### Assignment
What this exercise needs is every entry restated as written, with no pictures.

### Data section
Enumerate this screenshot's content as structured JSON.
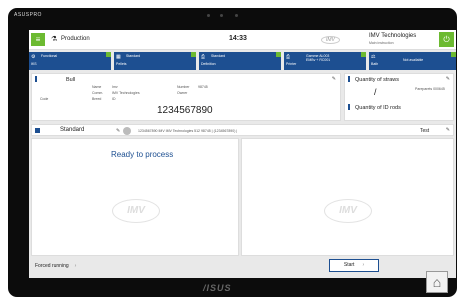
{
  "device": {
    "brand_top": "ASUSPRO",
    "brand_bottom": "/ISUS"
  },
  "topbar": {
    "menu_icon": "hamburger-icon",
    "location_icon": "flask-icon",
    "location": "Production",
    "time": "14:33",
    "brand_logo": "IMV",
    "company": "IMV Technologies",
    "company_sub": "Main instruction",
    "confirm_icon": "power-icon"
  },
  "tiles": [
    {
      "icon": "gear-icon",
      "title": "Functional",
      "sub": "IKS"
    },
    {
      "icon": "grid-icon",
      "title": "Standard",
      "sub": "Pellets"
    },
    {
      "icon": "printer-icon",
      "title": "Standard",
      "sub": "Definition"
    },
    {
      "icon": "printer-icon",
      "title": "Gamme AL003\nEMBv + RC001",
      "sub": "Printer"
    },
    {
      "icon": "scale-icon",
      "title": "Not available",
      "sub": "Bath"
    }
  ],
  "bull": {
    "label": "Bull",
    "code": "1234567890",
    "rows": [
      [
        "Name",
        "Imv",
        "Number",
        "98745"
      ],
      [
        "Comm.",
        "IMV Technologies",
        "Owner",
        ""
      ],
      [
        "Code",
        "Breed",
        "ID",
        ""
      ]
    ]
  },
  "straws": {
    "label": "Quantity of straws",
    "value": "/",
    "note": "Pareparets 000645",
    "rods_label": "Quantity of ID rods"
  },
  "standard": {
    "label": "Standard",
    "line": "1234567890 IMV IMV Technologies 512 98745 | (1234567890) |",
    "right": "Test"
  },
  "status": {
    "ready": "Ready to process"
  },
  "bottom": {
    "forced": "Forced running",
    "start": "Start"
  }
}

### Response area
Enumerate this screenshot's content as structured JSON.
{
  "device": {
    "brand_top": "ASUSPRO",
    "brand_bottom": "/ISUS"
  },
  "topbar": {
    "menu_icon": "hamburger-icon",
    "location_icon": "flask-icon",
    "location": "Production",
    "time": "14:33",
    "brand_logo": "IMV",
    "company": "IMV Technologies",
    "company_sub": "Main instruction",
    "confirm_icon": "power-icon"
  },
  "tiles": [
    {
      "icon": "gear-icon",
      "title": "Functional",
      "sub": "IKS"
    },
    {
      "icon": "grid-icon",
      "title": "Standard",
      "sub": "Pellets"
    },
    {
      "icon": "printer-icon",
      "title": "Standard",
      "sub": "Definition"
    },
    {
      "icon": "printer-icon",
      "title": "Gamme AL003\nEMBv + RC001",
      "sub": "Printer"
    },
    {
      "icon": "scale-icon",
      "title": "Not available",
      "sub": "Bath"
    }
  ],
  "bull": {
    "label": "Bull",
    "code": "1234567890",
    "rows": [
      [
        "Name",
        "Imv",
        "Number",
        "98745"
      ],
      [
        "Comm.",
        "IMV Technologies",
        "Owner",
        ""
      ],
      [
        "Code",
        "Breed",
        "ID",
        ""
      ]
    ]
  },
  "straws": {
    "label": "Quantity of straws",
    "value": "/",
    "note": "Pareparets 000645",
    "rods_label": "Quantity of ID rods"
  },
  "standard": {
    "label": "Standard",
    "line": "1234567890 IMV IMV Technologies 512 98745 | (1234567890) |",
    "right": "Test"
  },
  "status": {
    "ready": "Ready to process"
  },
  "bottom": {
    "forced": "Forced running",
    "start": "Start"
  }
}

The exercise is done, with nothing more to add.